A product, rather than a spreadsheet, approach to EIR means that actual historical reversion behaviour can be analysed for insight.
That insight can be used for future product design and for building the lenders’ business plans, as well as underpinning assumptions for forecast liquidity requirements.
Having a software product that can easily run different reversion scenarios on the same data and produce analysis of the actual reversion behaviour undoubtedly makes risk and materiality assessment, and fielding auditor’s queries, an easier task.
What about the fees?
In addition to the consideration of the expected life of a loan, lenders also give thought to the fee income from the borrower and of course any cost from an introducer of business, in product design.
Obviously, the expected life of a loan is a combination of the special terms period, (e.g. for a fixed rate product with a life of 3 years, the maximum period will be 36 months) and the reversion assumptions (i.e. how long before the borrower redeems or switches the loan).
However, borrower fees that may be contingent or non-contingent upon completion of the mortgage or early repayment charges that may be levied need to be recognised in accordance with the standards, across the product’s expected life.
Few organisations have spreadsheet models that allow them the flexibility to test different fee structures under various anticipated product lives or run multiple scenarios on the same data to analyse how their fee income or cost recognition assumptions will change
I expect that a tightening economy in the UK will lead to greater mortgage product competition, tighter margins on new products and as such a desire for improved product profitability. The contribution from fees may have greater materiality and therefore the scrutiny on margin management more focused in this area.
I do not believe the consistency of data or assumptions is in place in most organisations to enable the seamless cascade of assumptions from product design, to margin analysis, through income recognition and into liquidity and future business planning.
At some stage, organisations will need to accept that spreadsheet solutions are not fit for purpose.
What next for EIR
In our recent survey of UK Building Society Finance Heads, 50% of the respondent organisations that had not already adopted IFRS 9, said that its adoption would result in them reviewing the approach to EIR calculation. Also over one third of respondents said they expect their EIR calculations to be more complex on the one-year anniversary of their current accounting period.
There is no argument that an already complex area is expected to become more, not less complex.
It is also undoubtedly a fact that with political uncertainty from BREXIT and a general election in May 2020, or earlier, plus possible economic recession and an increasing trend for base rates, that whatever assumptions have been made historically for customer behaviour will need to change.

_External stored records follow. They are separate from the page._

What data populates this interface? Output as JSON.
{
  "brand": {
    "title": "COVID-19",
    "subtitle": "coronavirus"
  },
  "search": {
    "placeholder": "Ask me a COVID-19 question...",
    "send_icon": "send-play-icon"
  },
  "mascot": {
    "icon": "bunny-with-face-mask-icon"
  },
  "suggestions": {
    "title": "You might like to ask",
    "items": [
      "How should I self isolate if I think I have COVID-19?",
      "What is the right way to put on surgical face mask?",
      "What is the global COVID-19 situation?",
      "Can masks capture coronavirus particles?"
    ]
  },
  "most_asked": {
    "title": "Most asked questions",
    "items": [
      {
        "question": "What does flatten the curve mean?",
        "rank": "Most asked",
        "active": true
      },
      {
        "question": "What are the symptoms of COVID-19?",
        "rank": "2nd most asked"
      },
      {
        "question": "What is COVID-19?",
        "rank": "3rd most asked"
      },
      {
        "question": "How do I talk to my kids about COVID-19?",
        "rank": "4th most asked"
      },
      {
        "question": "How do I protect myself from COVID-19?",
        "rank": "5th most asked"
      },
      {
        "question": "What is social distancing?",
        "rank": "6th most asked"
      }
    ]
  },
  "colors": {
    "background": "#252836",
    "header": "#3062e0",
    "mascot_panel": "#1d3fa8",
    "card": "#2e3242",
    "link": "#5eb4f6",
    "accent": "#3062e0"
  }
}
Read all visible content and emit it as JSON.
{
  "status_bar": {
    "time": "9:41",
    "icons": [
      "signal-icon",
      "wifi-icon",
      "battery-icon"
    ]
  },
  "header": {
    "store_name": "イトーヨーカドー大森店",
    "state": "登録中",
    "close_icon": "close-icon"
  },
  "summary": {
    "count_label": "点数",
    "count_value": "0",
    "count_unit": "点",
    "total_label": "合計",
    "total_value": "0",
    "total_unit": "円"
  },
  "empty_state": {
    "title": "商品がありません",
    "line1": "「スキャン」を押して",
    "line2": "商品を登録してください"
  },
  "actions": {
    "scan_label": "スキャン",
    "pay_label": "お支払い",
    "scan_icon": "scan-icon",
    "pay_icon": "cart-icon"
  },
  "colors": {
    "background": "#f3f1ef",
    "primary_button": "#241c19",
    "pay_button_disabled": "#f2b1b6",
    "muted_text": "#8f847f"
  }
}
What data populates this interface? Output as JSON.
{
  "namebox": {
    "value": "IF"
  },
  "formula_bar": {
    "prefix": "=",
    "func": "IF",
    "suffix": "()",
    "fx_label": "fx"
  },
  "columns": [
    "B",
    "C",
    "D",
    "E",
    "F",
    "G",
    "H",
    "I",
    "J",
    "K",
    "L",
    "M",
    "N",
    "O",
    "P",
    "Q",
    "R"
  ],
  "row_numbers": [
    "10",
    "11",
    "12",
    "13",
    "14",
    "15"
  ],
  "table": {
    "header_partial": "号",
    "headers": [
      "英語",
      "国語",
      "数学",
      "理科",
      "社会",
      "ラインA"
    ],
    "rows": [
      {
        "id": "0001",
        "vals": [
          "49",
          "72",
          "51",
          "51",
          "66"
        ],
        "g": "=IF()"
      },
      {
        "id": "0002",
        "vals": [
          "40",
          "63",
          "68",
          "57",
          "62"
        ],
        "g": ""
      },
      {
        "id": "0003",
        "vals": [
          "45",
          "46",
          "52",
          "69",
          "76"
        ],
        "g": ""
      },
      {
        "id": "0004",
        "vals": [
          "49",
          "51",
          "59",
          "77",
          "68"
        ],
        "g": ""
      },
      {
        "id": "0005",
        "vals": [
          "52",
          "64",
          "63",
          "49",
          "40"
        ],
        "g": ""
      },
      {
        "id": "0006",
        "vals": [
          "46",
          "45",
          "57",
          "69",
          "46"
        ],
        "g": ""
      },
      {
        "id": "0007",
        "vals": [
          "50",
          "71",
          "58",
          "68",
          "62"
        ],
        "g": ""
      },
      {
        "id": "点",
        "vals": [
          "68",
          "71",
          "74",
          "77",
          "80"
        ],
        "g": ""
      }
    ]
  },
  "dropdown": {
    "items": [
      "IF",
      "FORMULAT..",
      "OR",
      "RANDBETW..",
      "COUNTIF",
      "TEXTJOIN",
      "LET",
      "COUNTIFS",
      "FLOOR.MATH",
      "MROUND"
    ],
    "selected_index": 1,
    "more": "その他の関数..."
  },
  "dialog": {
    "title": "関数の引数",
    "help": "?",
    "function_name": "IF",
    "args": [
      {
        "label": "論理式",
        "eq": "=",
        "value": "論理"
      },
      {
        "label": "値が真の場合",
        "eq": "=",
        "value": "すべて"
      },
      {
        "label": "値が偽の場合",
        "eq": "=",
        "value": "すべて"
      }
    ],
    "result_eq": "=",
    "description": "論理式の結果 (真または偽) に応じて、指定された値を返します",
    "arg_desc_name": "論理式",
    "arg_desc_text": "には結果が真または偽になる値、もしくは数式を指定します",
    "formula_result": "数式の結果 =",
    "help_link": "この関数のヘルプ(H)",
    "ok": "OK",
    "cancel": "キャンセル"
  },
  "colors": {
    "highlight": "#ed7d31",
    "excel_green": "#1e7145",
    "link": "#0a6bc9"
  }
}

The only certainty from an increasing period of economic volatility is that behaviours in a reversion period will be different from those currently assumed and probably to the detriment of the lender.
I believe that lenders should take the opportunity to review the assumptions upon which their current and planned products are designed, to ensure that those assumptions they have made for an economic return over the anticipated life of the product are based on actual like customer reversion behaviour.
It is definitely the time to ensure that the same rigour that is applied to both financial accounting and the assumptions for capital adequacy planning is focused on the controls, functions and insight of EIR and the associated interest, fee and cost recognition.
There is also a great opportunity to integrate insight derived from actual reversion behaviour into future business financial planning and into product design, so that the actual return derived, more closely matches that anticipated when the product was designed.
David Webber is the CEO of Whistlebrook Limited, a member of the ICAEW and Whistlebrook’s subject matter expert for their EIR product. The survey referred to in the article was carried out online in the month of July with 20% of UK building Societies participating.